> [Task brief]: Every record must be given again word for word; no picture belongs in the copy.

> [Data for this exercise]:
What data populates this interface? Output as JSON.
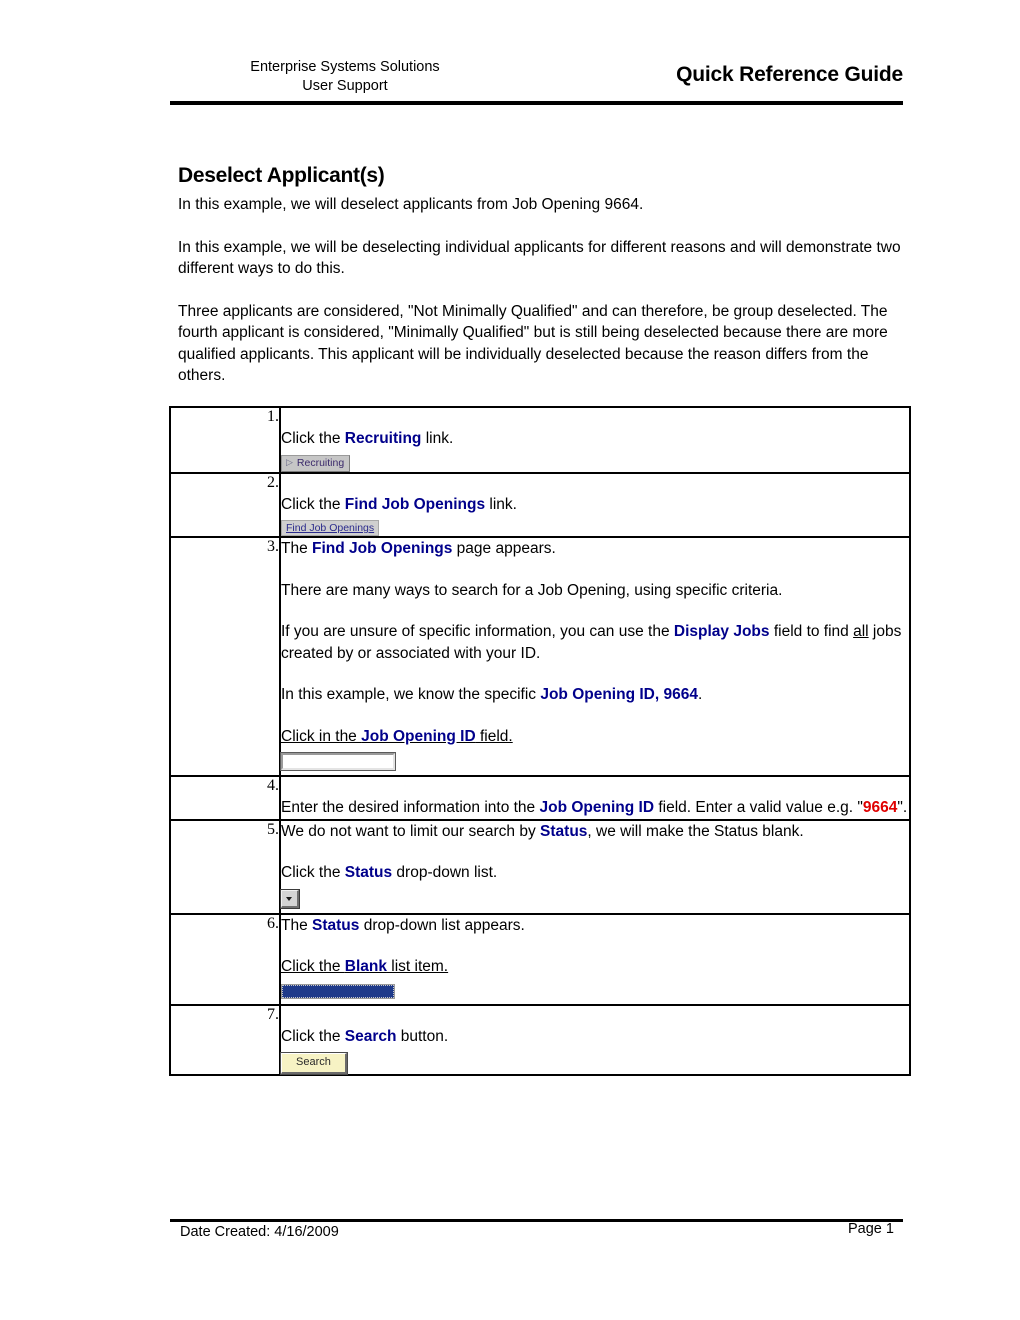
{
  "header": {
    "org_line1": "Enterprise Systems Solutions",
    "org_line2": "User Support",
    "title": "Quick Reference Guide"
  },
  "document": {
    "title": "Deselect Applicant(s)",
    "paragraphs": [
      "In this example, we will deselect applicants from Job Opening 9664.",
      "In this example, we will be deselecting individual applicants for different reasons and will demonstrate two different ways to do this.",
      "Three applicants are considered, \"Not Minimally Qualified\" and can therefore, be group deselected.  The fourth applicant is considered, \"Minimally Qualified\" but is still being deselected because there are more qualified applicants.  This applicant will be individually deselected because the reason differs from the others."
    ]
  },
  "steps": [
    {
      "number": "1.",
      "line1_pre": "Click the ",
      "line1_bold": "Recruiting",
      "line1_post": " link.",
      "widget_label": "Recruiting"
    },
    {
      "number": "2.",
      "line1_pre": "Click the ",
      "line1_bold": "Find Job Openings",
      "line1_post": " link.",
      "widget_label": "Find Job Openings"
    },
    {
      "number": "3.",
      "l1_pre": "The ",
      "l1_bold": "Find Job Openings",
      "l1_post": " page appears.",
      "l2": "There are many ways to search for a Job Opening, using specific criteria.",
      "l3_pre": "If you are unsure of specific information, you can use the ",
      "l3_bold": "Display Jobs",
      "l3_mid": " field to find ",
      "l3_ul": "all",
      "l3_post": " jobs created by or associated with your ID.",
      "l4_pre": "In this example, we know the specific ",
      "l4_bold": "Job Opening ID, 9664",
      "l4_post": ".",
      "l5_pre": "Click in the ",
      "l5_bold": "Job Opening ID",
      "l5_post": " field."
    },
    {
      "number": "4.",
      "l1_pre": "Enter the desired information into the ",
      "l1_bold": "Job Opening ID",
      "l1_mid": " field. Enter a valid value e.g. \"",
      "l1_red": "9664",
      "l1_post": "\"."
    },
    {
      "number": "5.",
      "l1_pre": "We do not want to limit our search by ",
      "l1_bold": "Status",
      "l1_post": ", we will make the Status blank.",
      "l2_pre": "Click the ",
      "l2_bold": "Status",
      "l2_post": " drop-down list."
    },
    {
      "number": "6.",
      "l1_pre": "The ",
      "l1_bold": "Status",
      "l1_post": " drop-down list appears.",
      "l2_pre": "Click the ",
      "l2_bold": "Blank",
      "l2_post": " list item."
    },
    {
      "number": "7.",
      "l1_pre": "Click the ",
      "l1_bold": "Search",
      "l1_post": " button.",
      "button_label": "Search"
    }
  ],
  "footer": {
    "date_created": "Date Created: 4/16/2009",
    "page_number": "Page 1"
  },
  "colors": {
    "accent_blue": "#00008B",
    "alert_red": "#E00000",
    "list_highlight": "#1F3A8A",
    "button_yellow": "#F7F3C4"
  }
}
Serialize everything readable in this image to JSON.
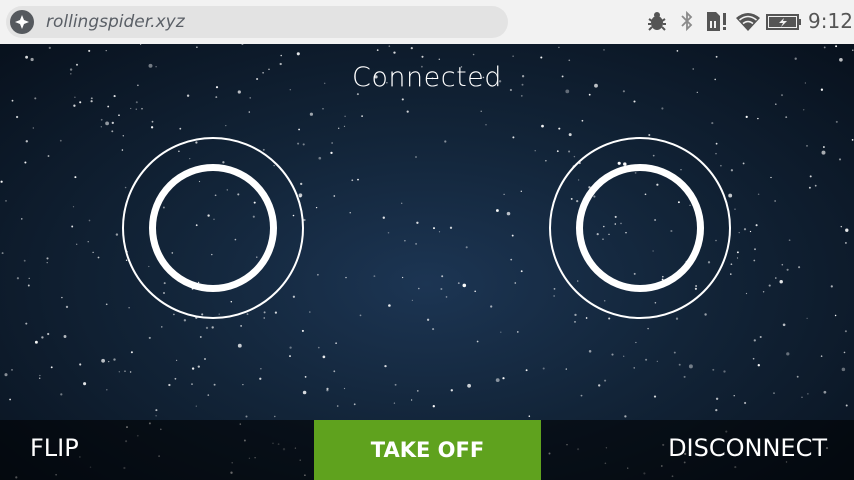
{
  "browser": {
    "url": "rollingspider.xyz",
    "site_icon": "pin-icon"
  },
  "status_bar": {
    "icons": [
      "bug-icon",
      "bluetooth-icon",
      "sim-card-alert-icon",
      "wifi-icon",
      "battery-charging-icon"
    ],
    "time": "9:12"
  },
  "app": {
    "connection_status": "Connected",
    "left_joystick": "joystick-left",
    "right_joystick": "joystick-right",
    "flip_label": "FLIP",
    "takeoff_label": "TAKE OFF",
    "disconnect_label": "DISCONNECT"
  },
  "colors": {
    "accent": "#5fa21e",
    "status_bar_bg": "#f2f2f2",
    "text": "#ffffff"
  }
}
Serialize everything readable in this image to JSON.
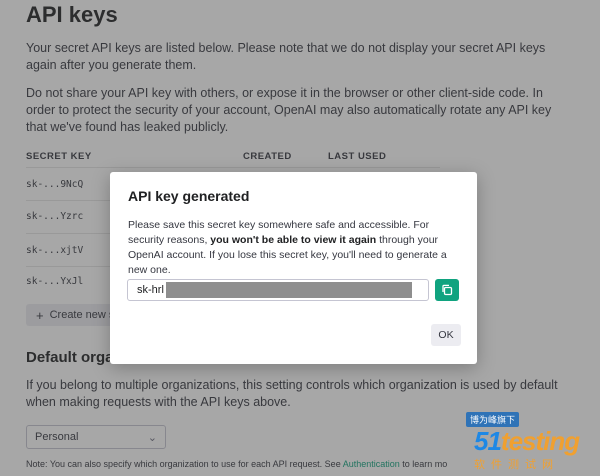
{
  "page": {
    "title": "API keys",
    "intro": "Your secret API keys are listed below. Please note that we do not display your secret API keys again after you generate them.",
    "warning": "Do not share your API key with others, or expose it in the browser or other client-side code. In order to protect the security of your account, OpenAI may also automatically rotate any API key that we've found has leaked publicly."
  },
  "table": {
    "headers": [
      "SECRET KEY",
      "CREATED",
      "LAST USED"
    ],
    "rows": [
      "sk-...9NcQ",
      "sk-...Yzrc",
      "sk-...xjtV",
      "sk-...YxJl"
    ]
  },
  "create_button": "Create new se",
  "default_org": {
    "heading": "Default organ",
    "text": "If you belong to multiple organizations, this setting controls which organization is used by default when making requests with the API keys above.",
    "selected": "Personal",
    "note_prefix": "Note: You can also specify which organization to use for each API request. See ",
    "note_link": "Authentication",
    "note_suffix": " to learn mo"
  },
  "modal": {
    "title": "API key generated",
    "text_a": "Please save this secret key somewhere safe and accessible. For security reasons, ",
    "text_bold": "you won't be able to view it again",
    "text_b": " through your OpenAI account. If you lose this secret key, you'll need to generate a new one.",
    "key_prefix": "sk-hrl",
    "ok_label": "OK"
  },
  "watermark": {
    "top": "博为峰旗下",
    "main_a": "51",
    "main_b": "testing",
    "bottom": "软件测试网"
  },
  "icons": {
    "plus": "plus-icon",
    "chevron": "chevron-down-icon",
    "copy": "copy-icon"
  },
  "colors": {
    "accent": "#10a37f",
    "overlay": "rgba(60,60,60,0.45)"
  }
}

> [Response to the task]:
What data populates this interface? Output as JSON.
{
  "header": {
    "org_line1": "Enterprise Systems Solutions",
    "org_line2": "User Support",
    "title": "Quick Reference Guide"
  },
  "document": {
    "title": "Deselect Applicant(s)",
    "paragraphs": [
      "In this example, we will deselect applicants from Job Opening 9664.",
      "In this example, we will be deselecting individual applicants for different reasons and will demonstrate two different ways to do this.",
      "Three applicants are considered, \"Not Minimally Qualified\" and can therefore, be group deselected.  The fourth applicant is considered, \"Minimally Qualified\" but is still being deselected because there are more qualified applicants.  This applicant will be individually deselected because the reason differs from the others."
    ]
  },
  "steps": [
    {
      "number": "1.",
      "line1_pre": "Click the ",
      "line1_bold": "Recruiting",
      "line1_post": " link.",
      "widget_label": "Recruiting"
    },
    {
      "number": "2.",
      "line1_pre": "Click the ",
      "line1_bold": "Find Job Openings",
      "line1_post": " link.",
      "widget_label": "Find Job Openings"
    },
    {
      "number": "3.",
      "l1_pre": "The ",
      "l1_bold": "Find Job Openings",
      "l1_post": " page appears.",
      "l2": "There are many ways to search for a Job Opening, using specific criteria.",
      "l3_pre": "If you are unsure of specific information, you can use the ",
      "l3_bold": "Display Jobs",
      "l3_mid": " field to find ",
      "l3_ul": "all",
      "l3_post": " jobs created by or associated with your ID.",
      "l4_pre": "In this example, we know the specific ",
      "l4_bold": "Job Opening ID, 9664",
      "l4_post": ".",
      "l5_pre": "Click in the ",
      "l5_bold": "Job Opening ID",
      "l5_post": " field."
    },
    {
      "number": "4.",
      "l1_pre": "Enter the desired information into the ",
      "l1_bold": "Job Opening ID",
      "l1_mid": " field. Enter a valid value e.g. \"",
      "l1_red": "9664",
      "l1_post": "\"."
    },
    {
      "number": "5.",
      "l1_pre": "We do not want to limit our search by ",
      "l1_bold": "Status",
      "l1_post": ", we will make the Status blank.",
      "l2_pre": "Click the ",
      "l2_bold": "Status",
      "l2_post": " drop-down list."
    },
    {
      "number": "6.",
      "l1_pre": "The ",
      "l1_bold": "Status",
      "l1_post": " drop-down list appears.",
      "l2_pre": "Click the ",
      "l2_bold": "Blank",
      "l2_post": " list item."
    },
    {
      "number": "7.",
      "l1_pre": "Click the ",
      "l1_bold": "Search",
      "l1_post": " button.",
      "button_label": "Search"
    }
  ],
  "footer": {
    "date_created": "Date Created: 4/16/2009",
    "page_number": "Page 1"
  },
  "colors": {
    "accent_blue": "#00008B",
    "alert_red": "#E00000",
    "list_highlight": "#1F3A8A",
    "button_yellow": "#F7F3C4"
  }
}
Serialize everything readable in this image to JSON.
{
  "browser": {
    "url": "rollingspider.xyz",
    "site_icon": "pin-icon"
  },
  "status_bar": {
    "icons": [
      "bug-icon",
      "bluetooth-icon",
      "sim-card-alert-icon",
      "wifi-icon",
      "battery-charging-icon"
    ],
    "time": "9:12"
  },
  "app": {
    "connection_status": "Connected",
    "left_joystick": "joystick-left",
    "right_joystick": "joystick-right",
    "flip_label": "FLIP",
    "takeoff_label": "TAKE OFF",
    "disconnect_label": "DISCONNECT"
  },
  "colors": {
    "accent": "#5fa21e",
    "status_bar_bg": "#f2f2f2",
    "text": "#ffffff"
  }
}
Serialize everything readable in this image to JSON.
{
  "page": {
    "title": "API keys",
    "intro": "Your secret API keys are listed below. Please note that we do not display your secret API keys again after you generate them.",
    "warning": "Do not share your API key with others, or expose it in the browser or other client-side code. In order to protect the security of your account, OpenAI may also automatically rotate any API key that we've found has leaked publicly."
  },
  "table": {
    "headers": [
      "SECRET KEY",
      "CREATED",
      "LAST USED"
    ],
    "rows": [
      "sk-...9NcQ",
      "sk-...Yzrc",
      "sk-...xjtV",
      "sk-...YxJl"
    ]
  },
  "create_button": "Create new se",
  "default_org": {
    "heading": "Default organ",
    "text": "If you belong to multiple organizations, this setting controls which organization is used by default when making requests with the API keys above.",
    "selected": "Personal",
    "note_prefix": "Note: You can also specify which organization to use for each API request. See ",
    "note_link": "Authentication",
    "note_suffix": " to learn mo"
  },
  "modal": {
    "title": "API key generated",
    "text_a": "Please save this secret key somewhere safe and accessible. For security reasons, ",
    "text_bold": "you won't be able to view it again",
    "text_b": " through your OpenAI account. If you lose this secret key, you'll need to generate a new one.",
    "key_prefix": "sk-hrl",
    "ok_label": "OK"
  },
  "watermark": {
    "top": "博为峰旗下",
    "main_a": "51",
    "main_b": "testing",
    "bottom": "软件测试网"
  },
  "icons": {
    "plus": "plus-icon",
    "chevron": "chevron-down-icon",
    "copy": "copy-icon"
  },
  "colors": {
    "accent": "#10a37f",
    "overlay": "rgba(60,60,60,0.45)"
  }
}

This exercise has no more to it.